* Disclaimer:
That last link has nothing to do with location-based marketing… I just think it is funny :-)

My iPad – One month later

Posted on: August 7th, 2010 by Fransgaard 7 Comments

I thought it would be interesting to look back on my first month as iPad owner and how it has changed my surfing habits… which it certainly has.

My personal browsing habits have changed quite a bit over the years. Computers were my main surfing device for the first 10 years or so, but were replaced by the iPhone with it’s speed and mobility. However, the iPhone is still just a phone with all its limits so I was hoping for Google Chrome OS to give me a solution with a fast browsing device, but with a bigger screen.

While waiting for Google, Apple released the iPad, which I bought to keep up with the major shift it was going to create (already has created?) in user experience and users’ expectations of the Internet.

But as with the iPhone before, the iPad has snuck under me and not only become my prime browsing device but has also changed my online behaviour.

The machine

Purely as a machine I love the look and feel of it. I love the instant boot, the speed of a mobile, but with a much bigger screen and speaking of the screen I like the legibility of it (although a matt screen option would have been good). And I love the battery life. I do miss multi tasking and I hate the fact there isn’t a Danish keyboard (which, strangely enough, the iPhone has).


I think it is great as a presentation tool using Keynote. I have yet to use it as a photo album, but got a feeling it will be great for that as well.


I like all the experiments magazines/newspapers are doing to translate their content to the online environment embedding both rich media such as video as well as social sharing and commenting aspects.

I especially love the FlipBoard app and how it translates social content into a magazine format. FlipBoard has actually been the app I have used the most. I love it! I am looking forward to the next release as there are lots of tweaks that can be done. For example it would be good with an option to save or bookmark a given page as if you close the app to see something in Safari, you may loose that particular page forever.

And speaking of that, it is frustratingly difficult to put together good tweets or updates especially if they involved links or snippets from various sources such as Safari, Flipboard, Email or even worse: Links to YouTube videos.


YouTube is the biggest shift in my browsing habits.

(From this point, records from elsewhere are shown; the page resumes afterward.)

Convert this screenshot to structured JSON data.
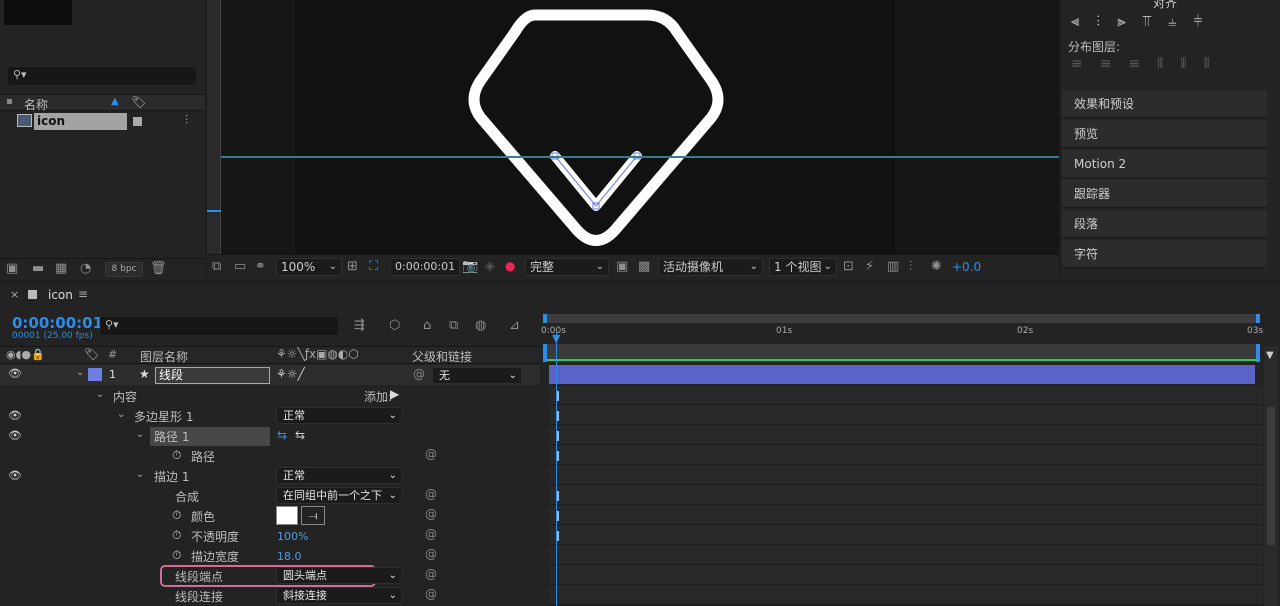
{
  "project": {
    "search_placeholder": "",
    "col_name": "名称",
    "item_name": "icon",
    "bpc": "8 bpc"
  },
  "viewer": {
    "zoom": "100%",
    "timecode": "0:00:00:01",
    "quality": "完整",
    "camera": "活动摄像机",
    "views": "1 个视图",
    "exposure": "+0.0"
  },
  "right_panel": {
    "top_tab_partial": "对齐",
    "distribute_label": "分布图层:",
    "tabs": [
      "效果和预设",
      "预览",
      "Motion 2",
      "跟踪器",
      "段落",
      "字符"
    ]
  },
  "timeline": {
    "comp_tab": "icon",
    "timecode": "0:00:00:01",
    "frames_fps": "00001 (25.00 fps)",
    "col_hash": "#",
    "col_layer_name": "图层名称",
    "col_parent": "父级和链接",
    "layer_num": "1",
    "layer_name": "线段",
    "parent_value": "无",
    "ruler": [
      "0:00s",
      "01s",
      "02s",
      "03s"
    ],
    "props": {
      "content": "内容",
      "add": "添加:",
      "star": "多边星形 1",
      "star_mode": "正常",
      "path_group": "路径 1",
      "path": "路径",
      "stroke": "描边 1",
      "stroke_mode": "正常",
      "composite": "合成",
      "composite_value": "在同组中前一个之下",
      "color": "颜色",
      "opacity": "不透明度",
      "opacity_value": "100%",
      "stroke_width": "描边宽度",
      "stroke_width_value": "18.0",
      "line_cap": "线段端点",
      "line_cap_value": "圆头端点",
      "line_join": "线段连接",
      "line_join_value": "斜接连接"
    }
  },
  "colors": {
    "accent_blue": "#2d8ceb",
    "layer_bar": "#5a63c8",
    "label_color": "#6f7fe0",
    "highlight_pink": "#d66b9a",
    "guide_line": "#2f7f90"
  }
}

Where I before mainly used YouTube to see fun movies friends sent around or to look up old classics the iPad has now made me aware of the possibilities and great content YouTube has to offer. Where before YouTube movies where mainly coming to me from friends, I am now actively looking up and finding great content which the iPad is delivering successfully.

Only complaint is that it is very hard to share found YouTube films, the easiest way being coyping the films headline into Safari for then to find the very same film in the browser version of YouTube. Not great.

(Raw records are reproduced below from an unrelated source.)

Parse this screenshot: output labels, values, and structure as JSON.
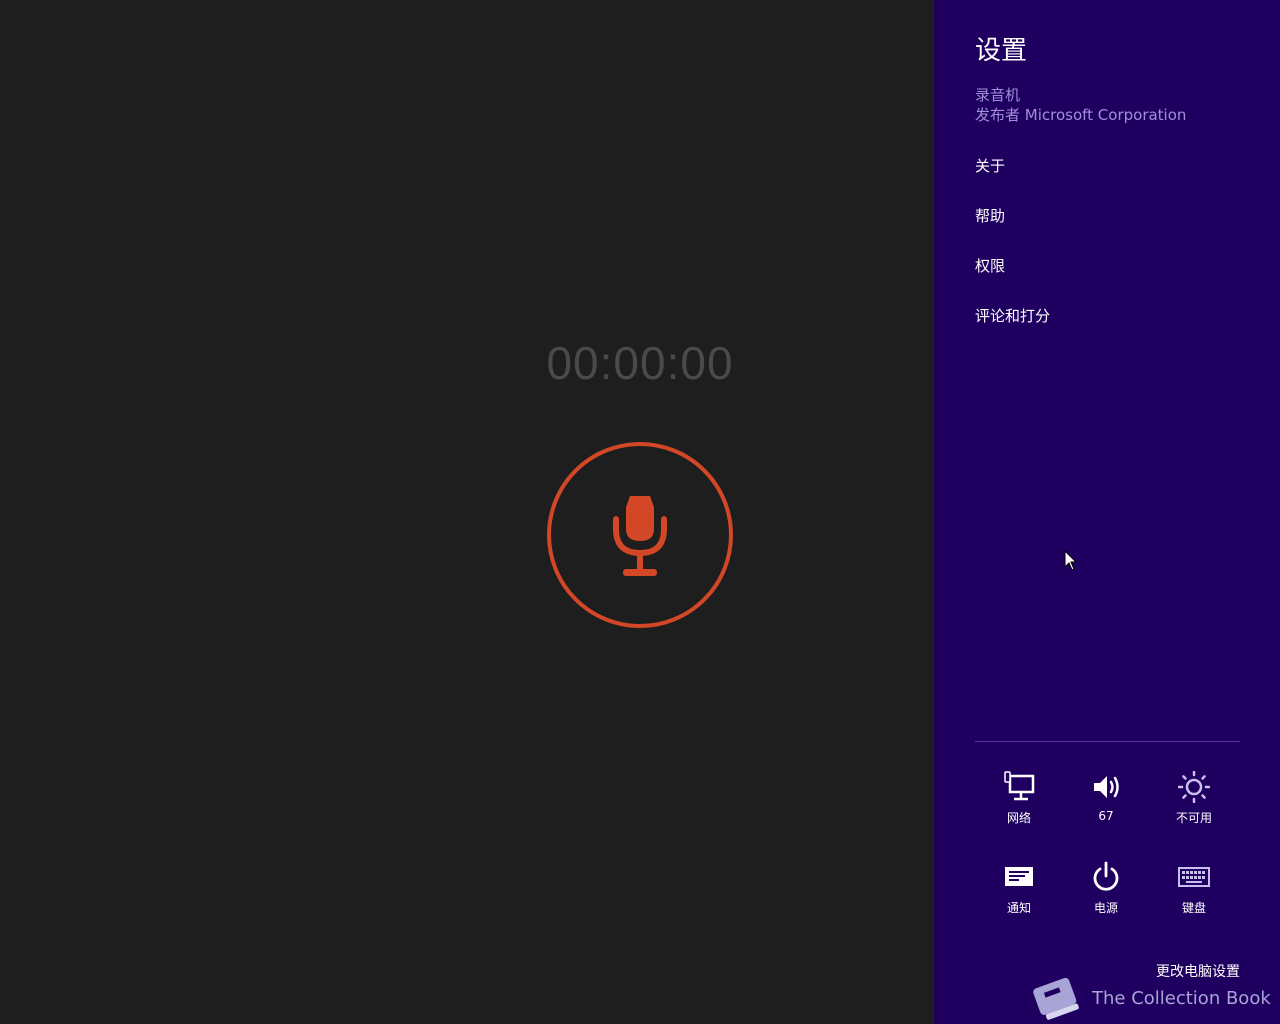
{
  "recorder": {
    "timer": "00:00:00",
    "accent_color": "#d24726"
  },
  "charm": {
    "title": "设置",
    "app_name": "录音机",
    "publisher": "发布者 Microsoft Corporation",
    "menu": [
      {
        "label": "关于"
      },
      {
        "label": "帮助"
      },
      {
        "label": "权限"
      },
      {
        "label": "评论和打分"
      }
    ],
    "quick_settings": [
      {
        "label": "网络",
        "icon": "network-icon"
      },
      {
        "label": "67",
        "icon": "volume-icon"
      },
      {
        "label": "不可用",
        "icon": "brightness-icon"
      },
      {
        "label": "通知",
        "icon": "notifications-icon"
      },
      {
        "label": "电源",
        "icon": "power-icon"
      },
      {
        "label": "键盘",
        "icon": "keyboard-icon"
      }
    ],
    "change_pc_settings": "更改电脑设置",
    "background_color": "#1f0060"
  },
  "watermark": {
    "text": "The Collection Book",
    "icon": "book-icon"
  }
}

The biggest surprise to me is that I find myself reading books on the iPad as a big book lover I did not expect that! I did buy a book to try it out as a reading device but I expected it to fail. It didn’t and I am now reading my third book on the iPad.

But while the iPad is a good reading device, I am strangely enough missing interactive features you wouldn’t associate with books. For example “The Young Lady’s Primeris full of spelling (scanning?!) mistakes, but no way of highlighting these to iTunes.

It also seems impossible to copy snippets of text, which I’ve tried a couple of times to tweet a quote. Very annoying.

…and wouldn’t it be cool if you could add your own notes to a book? So other people could read a book as well as other users comments. Especially for educational books it could be a great enriched source of information. Effectively each book would become a community in its own right.


The iPad and the apps have changed my browsing habits from being fast-paced and driven by short-lived desires to find information snippets to a more calm and laid back surfing style that is much more about enjoying and immersing myself in the content.

It is undoubtedly a new Internet experience and one I fully enjoy.